4D CHESS: Trump Outsmarts J6 Committee with ‘Immunity’ Play


By the letter of the law, Donald Trump will not likely end up with executive privilege in the case of the January 6th, 2021 riots.  That right is decided solely by the current White House, and President Joe Biden has already noted that he’s not having it.

But, thanks to the three equal branches of government, any claims of executive privilege will likely find themselves gummed up in the judicial branch for months at a time.  With the 2022 midterms less than a year away, (and with that contest appearing to be ushering in a new age of Republican rule), there is little hope that the J6 committee survives another 12 months.

Knowing this, Donald Trump just laid out a brilliant legal move that, while not likely successful in a literal sense, should buy him enough time to see the witch hunt unceremoniously cancelled ahead of any real consequences.

Attorneys for former President Donald Trump and his associates argued Monday that incendiary statements by Trump and others last Jan. 6 prior to the Capitol riot were protected speech and in line with their official duties.
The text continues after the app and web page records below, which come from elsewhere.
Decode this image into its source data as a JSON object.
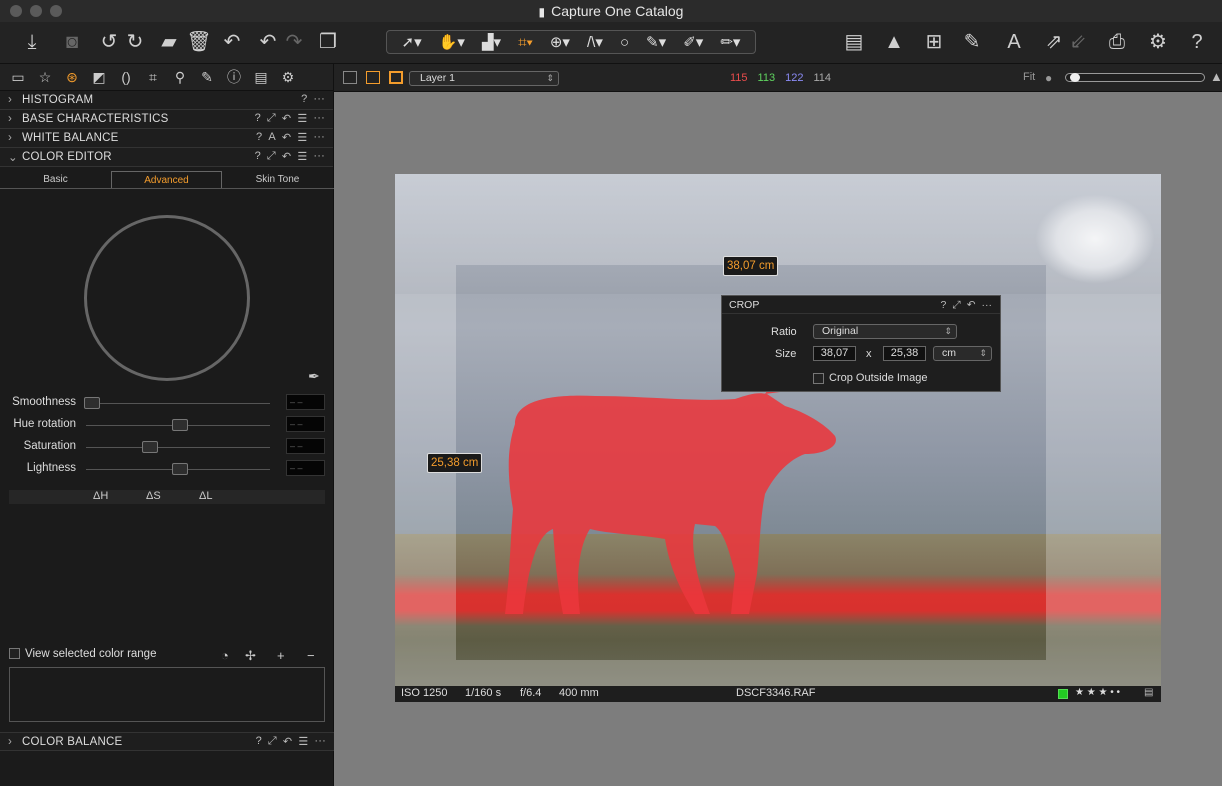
{
  "window": {
    "title": "Capture One Catalog"
  },
  "toolbar": {
    "left_icons": [
      "import-icon",
      "camera-icon",
      "rotate-left-icon",
      "rotate-right-icon",
      "move-to-folder-icon",
      "trash-icon",
      "undo-history-icon",
      "undo-icon",
      "redo-icon",
      "stack-icon"
    ],
    "cursor_tools": [
      "select-cursor-icon",
      "pan-hand-icon",
      "loupe-icon",
      "crop-icon",
      "rotate-icon",
      "straighten-icon",
      "circle-icon",
      "brush-icon",
      "eraser-icon",
      "pen-icon"
    ],
    "right_icons": [
      "viewer-icon",
      "exposure-warning-icon",
      "grid-icon",
      "brush-preset-icon",
      "text-overlay-icon",
      "copy-adjustments-icon",
      "print-icon",
      "settings-icon",
      "help-icon"
    ]
  },
  "tool_tabs": [
    "folder-icon",
    "star-icon",
    "color-icon",
    "exposure-icon",
    "lens-icon",
    "crop-tab-icon",
    "details-icon",
    "local-adjust-icon",
    "info-icon",
    "metadata-icon",
    "gear-icon"
  ],
  "sections": {
    "histogram": "HISTOGRAM",
    "base_characteristics": "BASE CHARACTERISTICS",
    "white_balance": "WHITE BALANCE",
    "color_editor": "COLOR EDITOR",
    "color_balance": "COLOR BALANCE"
  },
  "color_editor": {
    "tabs": [
      "Basic",
      "Advanced",
      "Skin Tone"
    ],
    "active_tab": "Advanced",
    "sliders": [
      {
        "label": "Smoothness",
        "value": "– –",
        "position": 0.03
      },
      {
        "label": "Hue rotation",
        "value": "– –",
        "position": 0.5
      },
      {
        "label": "Saturation",
        "value": "– –",
        "position": 0.35
      },
      {
        "label": "Lightness",
        "value": "– –",
        "position": 0.5
      }
    ],
    "deltas": [
      "ΔH",
      "ΔS",
      "ΔL"
    ],
    "view_selected_label": "View selected color range"
  },
  "viewer": {
    "layer": "Layer 1",
    "rgb": {
      "r": "115",
      "g": "113",
      "b": "122",
      "l": "114"
    },
    "colors": {
      "r": "#e94c4c",
      "g": "#5fd35f",
      "b": "#8b8bf5",
      "l": "#aaaaaa"
    },
    "fit_label": "Fit",
    "width_measure": "38,07 cm",
    "height_measure": "25,38 cm"
  },
  "crop_panel": {
    "title": "CROP",
    "ratio_label": "Ratio",
    "ratio_value": "Original",
    "size_label": "Size",
    "width": "38,07",
    "x": "x",
    "height": "25,38",
    "unit": "cm",
    "outside_label": "Crop Outside Image"
  },
  "status": {
    "iso": "ISO 1250",
    "shutter": "1/160 s",
    "aperture": "f/6.4",
    "focal": "400 mm",
    "filename": "DSCF3346.RAF",
    "rating": "★ ★ ★ • •"
  }
}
In response to civil suits running parallel to Congress’ own Jan. 6 inquiry, Trump’s lawyers claimed he was acting within his official rights and had no intention to spark violence when he called on thousands of supporters to “march to the Capitol” and “fight like hell” to disrupt the Senate’s certification of the 2020 election results.

“There has never been an example of someone successfully being able to sue a president for something that happened during his term of office,” said Trump lawyer Jesse Binnall. “That absolute immunity of the presidency is very important.”

Should the motion be struck down, any number of appeals could be made, taking the case all the way to the Trump-packed Supreme Court if need be.

And, by that time, there is little hope for the Democrats that they’d still be in power.